I’m sure you’ve had many experiences of the good, the bad, and the indifferent in various workshops and seminars. As I’ve begun to do some teaching, I’ve started to try to figure out what exactly the good teachers do (or don’t do!) that is different.
Organized. Good teachers are well organized, they arrive on time, they have the right materials with them, they have a lesson plan for each day and they tell you what the overall course plan is (whether it’s a couple of days or a couple of weeks).
Focussed. Several times I’ve been in workshops where the teacher has been addressing some private interest of their own..there was one who spent every morning explaining some obscure yoga theories to us! a brief aside on some topic that illustrates a point is good, 5 x 3 hours of esoteric, obscure, arcane theorizing is not!

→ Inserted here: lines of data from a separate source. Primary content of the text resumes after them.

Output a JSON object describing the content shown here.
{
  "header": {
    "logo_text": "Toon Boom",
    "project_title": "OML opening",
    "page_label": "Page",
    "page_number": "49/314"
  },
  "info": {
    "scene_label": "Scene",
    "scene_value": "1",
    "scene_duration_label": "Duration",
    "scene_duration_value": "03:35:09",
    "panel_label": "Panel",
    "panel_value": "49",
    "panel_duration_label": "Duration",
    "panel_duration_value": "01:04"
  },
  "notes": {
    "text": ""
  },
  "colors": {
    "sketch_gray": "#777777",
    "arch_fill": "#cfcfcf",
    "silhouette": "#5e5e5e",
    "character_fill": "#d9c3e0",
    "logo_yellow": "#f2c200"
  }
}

Well Informed. Good teachers either know the answers, or know where you can find the answers – they don’t make up rubbish off the tops of their heads! (or from anywhere else for that matter!). They are also well educated in their subject and can not only tell you something but give you the context, and examples from many areas in art – or whatever is appropriate. Those teachers who have obviously never looked at a decent painting and know nothing of art history are so limited.
Relaxed . I do dislike those very tense, humourless obsessive teachers who insist that everything be done their way: “throw out all the rules!! now you Must do this and this and this….”. Eeek..I’m running! One lady even burst into tears because I was unwilling to do every single mind-fogging example of stitching that she required.
Focussed on the class. And then there are those who are on their own private narcissistic ego trip and see the class only as a chance to gain more acolytes: “Let me show you just how wonderful I am!”
Greedy. I don’t like to have to buy (other than essentials not obtainable anywhere else) over-priced supplies in class – especially if the teacher spends all his/her time laying out a shop that overtakes 50% of the workroom (yes, folks! I’ve seen that – unbelievable). A small selection of interesting things that can be perused when the muse is failing, yes…that’s good. But requiring me to buy…not good.
Sober: it is nice too if they’re not drunk, high or hung over! that slurred speech and falling about is not very conducive to learning! and I’m not sympathetic if they’re sitting there with bloodshot eyes clasping their foreheads first thing in the morning when I’m ready and eager to learn.
Open about their own work. One of the reasons we take workshops from working artists is to learn from them; people who are secretive about their work just shouldn’t be teaching. You feel very embarrassed when they respond “oh I can’t tell you That! that’s a trade secret”. Also frustrated! AND…even more curious. It’s fine not to want to show the newest work, or current issues with which one is struggling of course. But learning about the process that was involved in work that is public is one of the best ways of applying information to actual practice.
Respectful and egalitarian. As I see it everyone in the class has saved up and paid to be there, therefore no matter what their level of talent they deserve equal time and attention and care from the teacher. It’s easy to go wrong both ways: giving too little attention or too much attention. Two ladies told me one time that because they were quite independent and experienced many teachers gave them no attention saying “well you two don’t need my help!”. I was amazed – if they didn’t want something from the teacher, they would not have taken the class. On the other hand the teacher must be respectful of the class needs, as a whole, if some person is constantly wanting attention (and thus taking it away from others).
Able and willing to give individual help I’ve been in classes where the teacher gave 30 minutes instruction then spent the rest of the time sitting at a table doing their own stuff. I think that’s cheating! Everybody in the class deserves a little private time with the teacher. Some have questions related particularly to their own work, others are too shy to ask in question in front of others. I like to allot gradually more time as the workshop progresses to spending individual time each day with everyone in the class. I don’t like to just respond to the needy ones who constantly ask for help, I much prefer to divide the time available by the number of people and work my way round in a relaxed way (not a ward sister flashing past- “okay dear?” – and before you can reply… gone!) but instead actually sitting down right by the person and giving them my full attention. This has happened to me rarely in workshops, but I think it’s absolutely crucial. I remember the times it did happen years and years later; those few words of clarification or encouragement are precious and have a lasting effect.
so…write and tell me what you think is important! You never know, I might be in a workshop with you sometime and be able to add…or subtract!…the required behaviour! also any funny stories would be good (but don’t use names). And, if you have been, thanks for reading! Elizabeth